Glynn Vivian Art Gallery invites you to join them for a seminar series exploring Wales' relationship with South Asia, taking place between April - May 2020. The series is funded by and forms part of the programme of the British Art Network, jointly led by Tate and the Paul Mellon Centre for Studies in British Art.
Organised by Glynn Vivian Art Gallery in collaboration with Dr. Zehra Jumabhoy (Associate Lecturer, Art History, Courtauld Institute of Art, London) & Prof. Daniel G. Williams (Professor of English, Swansea University).
South Asia and Wales have had a long – if not always loving – liaison; stretching back to the earliest years of Britain's socio-political infiltration of the Subcontinent. And, given Wales' own status within the larger British narrative, the encounters have often been more collaborative than the history of Colonialism would lead one to assume:
Ernest Rhys wrote the first English-language biography of the Indian poet and artist Rabindranath Tagore; Welsh nationalism drew much from the non-violent anti-Colonial politics of Gandhi; Aneurin Bevan developed a late friendship with Jawaharlal Nehru. There have even been some academic forays into tracing the similarities between ancient Vedic myths and Celtic legends; between gods and fairies. Yet, for all its richness, this relationship – like much else when it comes to Britain's acknowledgement of Wales – has been largely overlooked.
While the Irish and Scottish connections with South Asia have been explored, there has been little concentrated study on the various cultural, religious, political and mercantile conversations between South India and Wales. This seminar is part of a project to right a historical wrong in the build-up to a major exhibition highlighting Welsh and South Asian artists, and it offers a platform for inter-cultural and multi-disciplinary debates.
The panels will explore the themes of Welsh Landscapes, Art and Nationalism, Economics, Culture and Empire, Cultural Interactions and Robert Clive: Collections and Gifts.

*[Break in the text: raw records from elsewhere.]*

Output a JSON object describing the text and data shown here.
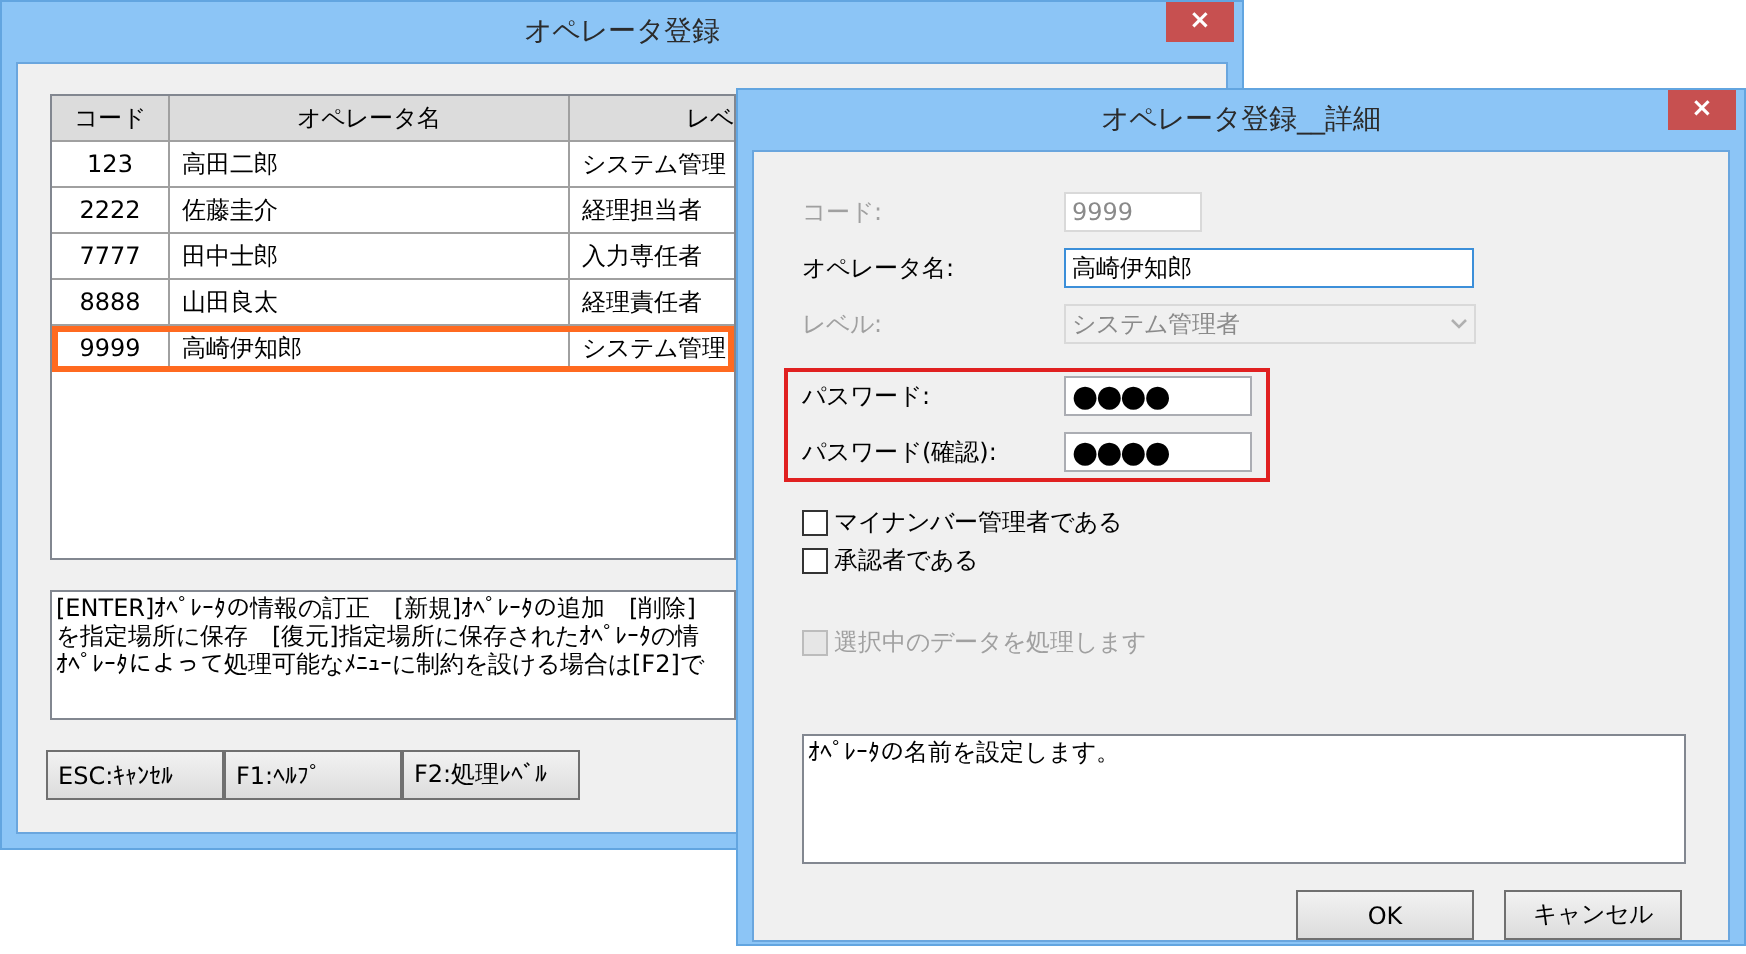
{
  "main_window": {
    "title": "オペレータ登録",
    "close": "×",
    "table": {
      "columns": [
        "コード",
        "オペレータ名",
        "レベ"
      ],
      "rows": [
        {
          "cells": [
            "123",
            "高田二郎",
            "システム管理"
          ],
          "selected": false
        },
        {
          "cells": [
            "2222",
            "佐藤圭介",
            "経理担当者"
          ],
          "selected": false
        },
        {
          "cells": [
            "7777",
            "田中士郎",
            "入力専任者"
          ],
          "selected": false
        },
        {
          "cells": [
            "8888",
            "山田良太",
            "経理責任者"
          ],
          "selected": false
        },
        {
          "cells": [
            "9999",
            "高崎伊知郎",
            "システム管理"
          ],
          "selected": true
        }
      ]
    },
    "help_text": [
      "[ENTER]ｵﾍﾟﾚｰﾀの情報の訂正　[新規]ｵﾍﾟﾚｰﾀの追加　[削除]",
      "を指定場所に保存　[復元]指定場所に保存されたｵﾍﾟﾚｰﾀの情",
      "ｵﾍﾟﾚｰﾀによって処理可能なﾒﾆｭｰに制約を設ける場合は[F2]で"
    ],
    "buttons": [
      "ESC:ｷｬﾝｾﾙ",
      "F1:ﾍﾙﾌﾟ",
      "F2:処理ﾚﾍﾞﾙ"
    ]
  },
  "detail_window": {
    "title": "オペレータ登録__詳細",
    "close": "×",
    "fields": [
      {
        "kind": "text",
        "label": "コード:",
        "value": "9999",
        "disabled": true,
        "focused": false,
        "highlighted": false
      },
      {
        "kind": "text",
        "label": "オペレータ名:",
        "value": "高崎伊知郎",
        "disabled": false,
        "focused": true,
        "highlighted": false
      },
      {
        "kind": "select",
        "label": "レベル:",
        "value": "システム管理者",
        "disabled": true,
        "focused": false,
        "highlighted": false
      },
      {
        "kind": "password",
        "label": "パスワード:",
        "value": "●●●●",
        "disabled": false,
        "focused": false,
        "highlighted": true
      },
      {
        "kind": "password",
        "label": "パスワード(確認):",
        "value": "●●●●",
        "disabled": false,
        "focused": false,
        "highlighted": true
      }
    ],
    "checkboxes": [
      {
        "label": "マイナンバー管理者である",
        "checked": false,
        "disabled": false
      },
      {
        "label": "承認者である",
        "checked": false,
        "disabled": false
      },
      {
        "label": "選択中のデータを処理します",
        "checked": false,
        "disabled": true
      }
    ],
    "description": "ｵﾍﾟﾚｰﾀの名前を設定します。",
    "buttons": [
      "OK",
      "キャンセル"
    ]
  }
}
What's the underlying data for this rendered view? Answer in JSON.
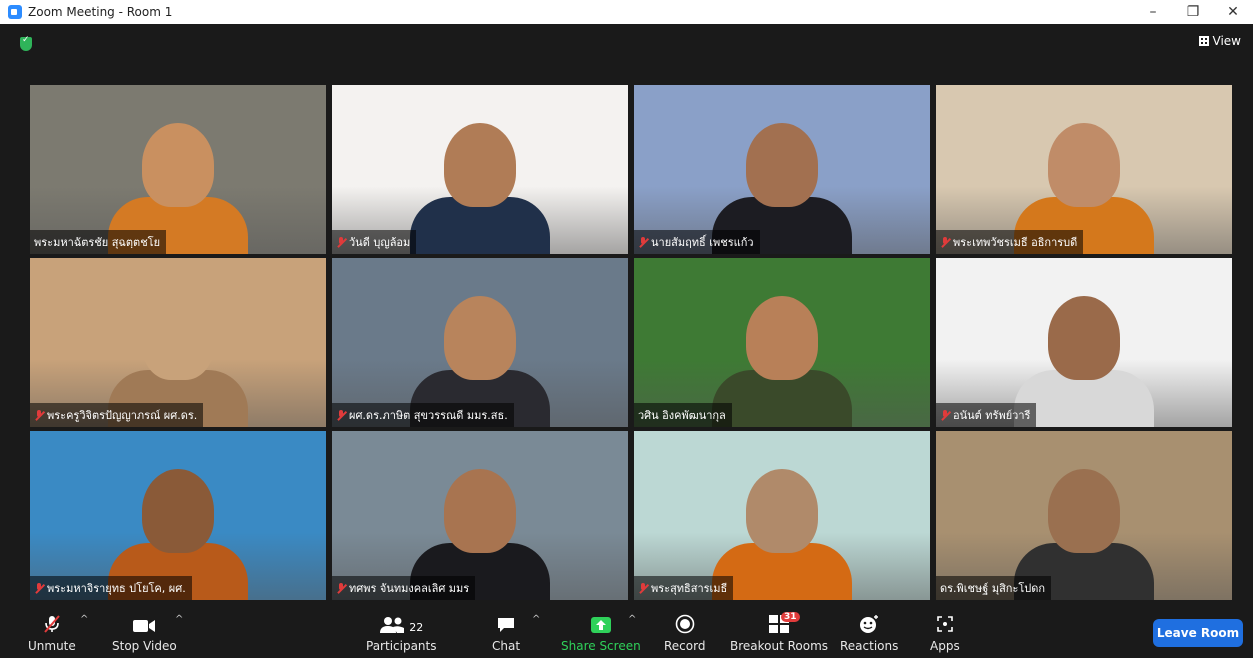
{
  "window": {
    "title": "Zoom Meeting - Room 1"
  },
  "header": {
    "view_label": "View"
  },
  "participants_grid": [
    {
      "name": "พระมหาฉัตรชัย สุฉตฺตชโย",
      "muted": false,
      "bg": "#7c7a70",
      "skin": "#c99060",
      "cloth": "#d47a24",
      "active": false
    },
    {
      "name": "วันดี บุญล้อม",
      "muted": true,
      "bg": "#f4f2f0",
      "skin": "#b07c56",
      "cloth": "#20304a",
      "active": false
    },
    {
      "name": "นายสัมฤทธิ์ เพชรแก้ว",
      "muted": true,
      "bg": "#8aa0c8",
      "skin": "#a27050",
      "cloth": "#1c1c22",
      "active": false
    },
    {
      "name": "พระเทพวัชรเมธี อธิการบดี",
      "muted": true,
      "bg": "#d8c8b0",
      "skin": "#c08c68",
      "cloth": "#d4781c",
      "active": false
    },
    {
      "name": "พระครูวิจิตรปัญญาภรณ์ ผศ.ดร.",
      "muted": true,
      "bg": "#c8a27a",
      "skin": "#c8a27a",
      "cloth": "#a07a56",
      "active": false
    },
    {
      "name": "ผศ.ดร.ภาษิต สุขวรรณดี มมร.สธ.",
      "muted": true,
      "bg": "#6a7a8a",
      "skin": "#b8845c",
      "cloth": "#2a2a30",
      "active": false
    },
    {
      "name": "วศิน อิงคพัฒนากุล",
      "muted": false,
      "bg": "#3e7a34",
      "skin": "#b88058",
      "cloth": "#3a4a2a",
      "active": false
    },
    {
      "name": "อนันต์ ทรัพย์วารี",
      "muted": true,
      "bg": "#f2f2f2",
      "skin": "#9a6a4a",
      "cloth": "#d8d8d8",
      "active": false
    },
    {
      "name": "พระมหาจิรายุทธ ปโยโค, ผศ.",
      "muted": true,
      "bg": "#3a8ac4",
      "skin": "#8a5a38",
      "cloth": "#b85a1a",
      "active": false
    },
    {
      "name": "ทศพร จันทมงคลเลิศ มมร",
      "muted": true,
      "bg": "#7a8a96",
      "skin": "#a87450",
      "cloth": "#1a1a1e",
      "active": false
    },
    {
      "name": "พระสุทธิสารเมธี",
      "muted": true,
      "bg": "#bcd8d4",
      "skin": "#b08a6a",
      "cloth": "#d46a14",
      "active": false
    },
    {
      "name": "ดร.พิเชษฐ์ มุสิกะโปดก",
      "muted": false,
      "bg": "#a89070",
      "skin": "#9a7050",
      "cloth": "#303030",
      "active": true
    }
  ],
  "toolbar": {
    "unmute": "Unmute",
    "stop_video": "Stop Video",
    "participants": "Participants",
    "participants_count": "22",
    "chat": "Chat",
    "share_screen": "Share Screen",
    "record": "Record",
    "breakout_rooms": "Breakout Rooms",
    "breakout_count": "31",
    "reactions": "Reactions",
    "apps": "Apps",
    "leave": "Leave Room"
  },
  "colors": {
    "share_green": "#2fd15a",
    "leave_blue": "#1f6fe0",
    "active_outline": "#e8ec5c"
  }
}
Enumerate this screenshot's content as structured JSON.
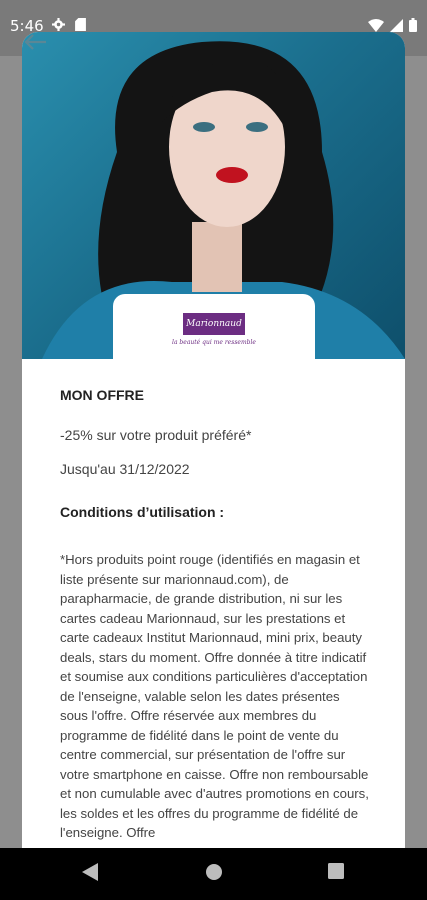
{
  "status_bar": {
    "time": "5:46",
    "icons_left": [
      "gear-icon",
      "sd-card-icon"
    ],
    "icons_right": [
      "wifi-icon",
      "signal-icon",
      "battery-icon"
    ]
  },
  "brand": {
    "name": "Marionnaud",
    "tagline": "la beauté qui me ressemble",
    "color": "#6c2d82"
  },
  "offer": {
    "heading": "MON OFFRE",
    "description": "-25% sur votre produit préféré*",
    "validity": "Jusqu'au 31/12/2022",
    "conditions_heading": "Conditions d’utilisation :",
    "conditions_text": "*Hors produits point rouge (identifiés en magasin et liste présente sur marionnaud.com), de parapharmacie, de grande distribution, ni sur les cartes cadeau Marionnaud, sur les prestations et carte cadeaux Institut Marionnaud, mini prix, beauty deals, stars du moment. Offre donnée à titre indicatif et soumise aux conditions particulières d'acceptation de l'enseigne, valable selon les dates présentes sous l'offre. Offre réservée aux membres du programme de fidélité dans le point de vente du centre commercial, sur présentation de l'offre sur votre smartphone en caisse. Offre non remboursable et non cumulable avec d'autres promotions en cours, les soldes et les offres du programme de fidélité de l'enseigne. Offre"
  },
  "nav": {
    "buttons": [
      "back-triangle-icon",
      "home-circle-icon",
      "recents-square-icon"
    ]
  }
}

The two days will also include a chance to look explore the gallery’s permanent and contemporary exhibitions during an after-hours drinks reception in the Glynn Vivian on 13 May from 6pm.
- Jenni Spencer-Davies, former Curator, Glynn Vivian Art Gallery
Richard Glynn Vivian’s life and travels
- Gwyneth Tyson Roberts
Cheaper and more efficient than the bayonet: colonial educational policy in mid-nineteenth-century Wales and India
- Dr Kieran Hazzard, Clive Collection Project Post-Doctoral Researcher & TORCH Associate Early Career Fellow, University of Oxford
The Clives & India: Collecting, Display and Colonialism
- Emily Hannam, Curator, Royal Collection Trust
Unfortunate negligence or deliberate disregard: blocking communication between the Great Mughal and the King of England
- Uthra Rajgopal, Assistant Curator, The Whitworth
Pitching your tent: thinking through curatorial strategies for the display of Tipu Sultan’s ten
- Keynote: Prof. Michael Franklin (Swansea University) on William Jones
This two-day seminar is free, with lunch and refreshments provided.
The British Art Network is led and supported by Tate and the Paul Mellon Centre for Studies in British Art, with public funding provided by the National Lottery through Arts Council England.